Source: Montserrat Volcano Observatory (MVO)
Report for Stromboli
INGV-CT reported that the effusive eruption that began at Stromboli on 15 February on the upper eastern corner of the Sciara del Fuoco (a horseshoe-shaped scarp) continued until at least 16 June, with a general decrease in lava-effusion rate. During 1-6 June, there was Strombolian activity at Crater 1 (the NE crater). Most ejecta fell within the crater and pulsating dark ash was emitted. On 11 June lava flows were occasionally emitted from hornitos at 600-m elevation. Discontinuous ash emission occurred from the summit crater until mid-June. On 15 June a SAR fixed camera recorded a Strombolian explosion, with abundant ash emissions.

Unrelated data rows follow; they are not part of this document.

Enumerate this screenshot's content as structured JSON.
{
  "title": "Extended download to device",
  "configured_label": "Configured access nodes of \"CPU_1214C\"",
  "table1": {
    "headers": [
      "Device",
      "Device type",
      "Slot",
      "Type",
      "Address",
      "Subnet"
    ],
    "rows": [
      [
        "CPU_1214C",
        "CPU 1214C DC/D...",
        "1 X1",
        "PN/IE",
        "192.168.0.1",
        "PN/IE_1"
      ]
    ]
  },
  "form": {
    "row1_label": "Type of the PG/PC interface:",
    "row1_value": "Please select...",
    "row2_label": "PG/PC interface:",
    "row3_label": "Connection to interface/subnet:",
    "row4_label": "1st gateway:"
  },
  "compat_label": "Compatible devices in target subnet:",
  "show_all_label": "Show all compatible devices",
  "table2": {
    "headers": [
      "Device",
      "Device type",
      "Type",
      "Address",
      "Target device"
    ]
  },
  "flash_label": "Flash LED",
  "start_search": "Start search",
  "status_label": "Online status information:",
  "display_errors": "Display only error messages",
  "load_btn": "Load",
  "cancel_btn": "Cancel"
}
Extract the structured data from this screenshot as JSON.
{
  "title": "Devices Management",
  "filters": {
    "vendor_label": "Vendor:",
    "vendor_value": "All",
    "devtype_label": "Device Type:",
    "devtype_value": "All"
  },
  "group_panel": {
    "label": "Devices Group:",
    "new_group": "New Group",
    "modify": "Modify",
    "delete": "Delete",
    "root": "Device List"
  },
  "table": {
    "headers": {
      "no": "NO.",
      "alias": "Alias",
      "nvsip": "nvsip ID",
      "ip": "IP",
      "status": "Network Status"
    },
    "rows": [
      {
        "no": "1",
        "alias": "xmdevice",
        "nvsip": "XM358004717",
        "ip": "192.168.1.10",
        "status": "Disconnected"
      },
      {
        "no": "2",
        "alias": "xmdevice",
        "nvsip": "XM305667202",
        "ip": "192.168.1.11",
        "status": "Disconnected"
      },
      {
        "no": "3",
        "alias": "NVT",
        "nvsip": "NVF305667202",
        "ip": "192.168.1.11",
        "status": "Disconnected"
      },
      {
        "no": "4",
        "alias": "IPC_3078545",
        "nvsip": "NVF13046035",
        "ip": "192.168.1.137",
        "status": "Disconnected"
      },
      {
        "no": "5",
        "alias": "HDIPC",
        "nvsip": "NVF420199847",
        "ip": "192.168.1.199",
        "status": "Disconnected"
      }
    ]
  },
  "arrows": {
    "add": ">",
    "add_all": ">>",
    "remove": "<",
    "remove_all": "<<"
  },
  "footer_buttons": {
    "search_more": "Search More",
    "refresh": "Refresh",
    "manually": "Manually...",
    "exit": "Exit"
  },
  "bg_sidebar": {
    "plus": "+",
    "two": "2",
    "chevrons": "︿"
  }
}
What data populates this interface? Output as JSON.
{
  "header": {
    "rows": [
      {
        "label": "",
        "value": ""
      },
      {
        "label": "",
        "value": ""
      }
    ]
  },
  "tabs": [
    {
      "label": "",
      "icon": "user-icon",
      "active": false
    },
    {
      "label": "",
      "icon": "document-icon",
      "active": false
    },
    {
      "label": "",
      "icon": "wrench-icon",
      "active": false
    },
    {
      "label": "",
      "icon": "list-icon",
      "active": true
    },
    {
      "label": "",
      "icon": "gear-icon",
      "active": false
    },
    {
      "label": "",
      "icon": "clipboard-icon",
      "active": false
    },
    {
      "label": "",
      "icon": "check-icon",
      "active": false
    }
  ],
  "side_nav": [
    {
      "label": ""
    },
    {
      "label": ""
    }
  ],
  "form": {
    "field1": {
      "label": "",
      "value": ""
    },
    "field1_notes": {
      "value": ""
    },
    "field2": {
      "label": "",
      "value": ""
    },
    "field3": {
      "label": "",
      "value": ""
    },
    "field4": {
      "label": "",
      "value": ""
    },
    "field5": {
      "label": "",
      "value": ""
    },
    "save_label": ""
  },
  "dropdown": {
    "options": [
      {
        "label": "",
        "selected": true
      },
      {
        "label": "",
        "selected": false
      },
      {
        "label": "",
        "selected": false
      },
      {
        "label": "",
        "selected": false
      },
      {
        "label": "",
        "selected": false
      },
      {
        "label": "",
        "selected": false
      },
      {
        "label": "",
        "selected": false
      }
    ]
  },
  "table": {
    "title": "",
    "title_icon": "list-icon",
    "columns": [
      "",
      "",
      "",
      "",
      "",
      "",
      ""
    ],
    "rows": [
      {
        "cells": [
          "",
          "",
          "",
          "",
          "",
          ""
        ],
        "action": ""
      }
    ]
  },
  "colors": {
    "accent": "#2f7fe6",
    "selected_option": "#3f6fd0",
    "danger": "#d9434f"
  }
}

Source: Sezione di Catania - Osservatorio Etneo (INGV)
Report for Tungurahua
Relatively high volcanic activity continued at Tungurahua during 10-17 June. Several explosions took place, with the highest rising ash plume reaching ~5 km above Tungurahua. Some explosions were heard in towns near the volcano and on 10 June vibrations from an explosion were felt in the town of Baños. Significant amounts of ash fell in several villages, including Quero and Pelileo. Strombolian activity during the evening of 15 June consisted of incandescent blocks that were hurled to ~150 m above the crater and rolled ~1 km down Tungurahua's N flank. Ash fell in the sector of Cusúa. During the report week, ash clouds were visible on satellite imagery.
Sources: Instituto Geofísico-Escuela Politécnica Nacional (IG), Washington Volcanic Ash Advisory Center (VAAC)